Nothing but the line with "Serialize everything readable" and the lines after it, through the end of the records below, is to be repeated, exactly as it is.
*** Data records ***
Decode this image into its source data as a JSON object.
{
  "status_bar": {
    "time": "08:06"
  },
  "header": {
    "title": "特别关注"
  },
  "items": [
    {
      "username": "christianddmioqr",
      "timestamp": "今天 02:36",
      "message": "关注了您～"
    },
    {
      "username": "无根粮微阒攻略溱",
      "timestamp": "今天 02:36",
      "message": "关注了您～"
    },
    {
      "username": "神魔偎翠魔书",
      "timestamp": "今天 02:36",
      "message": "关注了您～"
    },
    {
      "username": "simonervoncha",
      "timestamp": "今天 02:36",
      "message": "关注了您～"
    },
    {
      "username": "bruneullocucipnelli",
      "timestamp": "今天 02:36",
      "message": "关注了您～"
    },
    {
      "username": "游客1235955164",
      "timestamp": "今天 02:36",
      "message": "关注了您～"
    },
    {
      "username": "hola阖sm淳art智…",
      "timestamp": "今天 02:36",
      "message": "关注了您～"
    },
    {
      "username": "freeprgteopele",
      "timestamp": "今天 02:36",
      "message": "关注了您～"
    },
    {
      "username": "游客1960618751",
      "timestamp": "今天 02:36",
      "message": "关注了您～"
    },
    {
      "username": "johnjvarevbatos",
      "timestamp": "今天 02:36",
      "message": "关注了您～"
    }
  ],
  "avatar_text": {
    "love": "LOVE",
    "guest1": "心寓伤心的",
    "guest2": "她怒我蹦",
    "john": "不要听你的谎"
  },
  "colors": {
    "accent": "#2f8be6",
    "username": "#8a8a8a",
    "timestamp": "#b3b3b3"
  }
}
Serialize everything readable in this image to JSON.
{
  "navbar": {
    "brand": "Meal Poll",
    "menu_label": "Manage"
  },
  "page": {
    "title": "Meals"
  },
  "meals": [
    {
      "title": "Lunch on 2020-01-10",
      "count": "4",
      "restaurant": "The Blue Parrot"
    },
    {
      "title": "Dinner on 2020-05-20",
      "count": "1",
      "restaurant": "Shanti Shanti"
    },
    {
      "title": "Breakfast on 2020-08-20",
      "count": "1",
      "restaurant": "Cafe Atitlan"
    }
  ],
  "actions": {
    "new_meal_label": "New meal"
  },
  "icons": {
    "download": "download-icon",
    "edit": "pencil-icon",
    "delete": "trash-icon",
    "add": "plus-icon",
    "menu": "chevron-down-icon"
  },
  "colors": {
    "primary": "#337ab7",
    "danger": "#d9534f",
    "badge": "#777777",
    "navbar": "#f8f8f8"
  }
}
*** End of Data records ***
■ Output below
Serialize everything readable in this image to JSON.
{
  "navbar": {
    "brand": "Meal Poll",
    "menu_label": "Manage"
  },
  "page": {
    "title": "Meals"
  },
  "meals": [
    {
      "title": "Lunch on 2020-01-10",
      "count": "4",
      "restaurant": "The Blue Parrot"
    },
    {
      "title": "Dinner on 2020-05-20",
      "count": "1",
      "restaurant": "Shanti Shanti"
    },
    {
      "title": "Breakfast on 2020-08-20",
      "count": "1",
      "restaurant": "Cafe Atitlan"
    }
  ],
  "actions": {
    "new_meal_label": "New meal"
  },
  "icons": {
    "download": "download-icon",
    "edit": "pencil-icon",
    "delete": "trash-icon",
    "add": "plus-icon",
    "menu": "chevron-down-icon"
  },
  "colors": {
    "primary": "#337ab7",
    "danger": "#d9534f",
    "badge": "#777777",
    "navbar": "#f8f8f8"
  }
}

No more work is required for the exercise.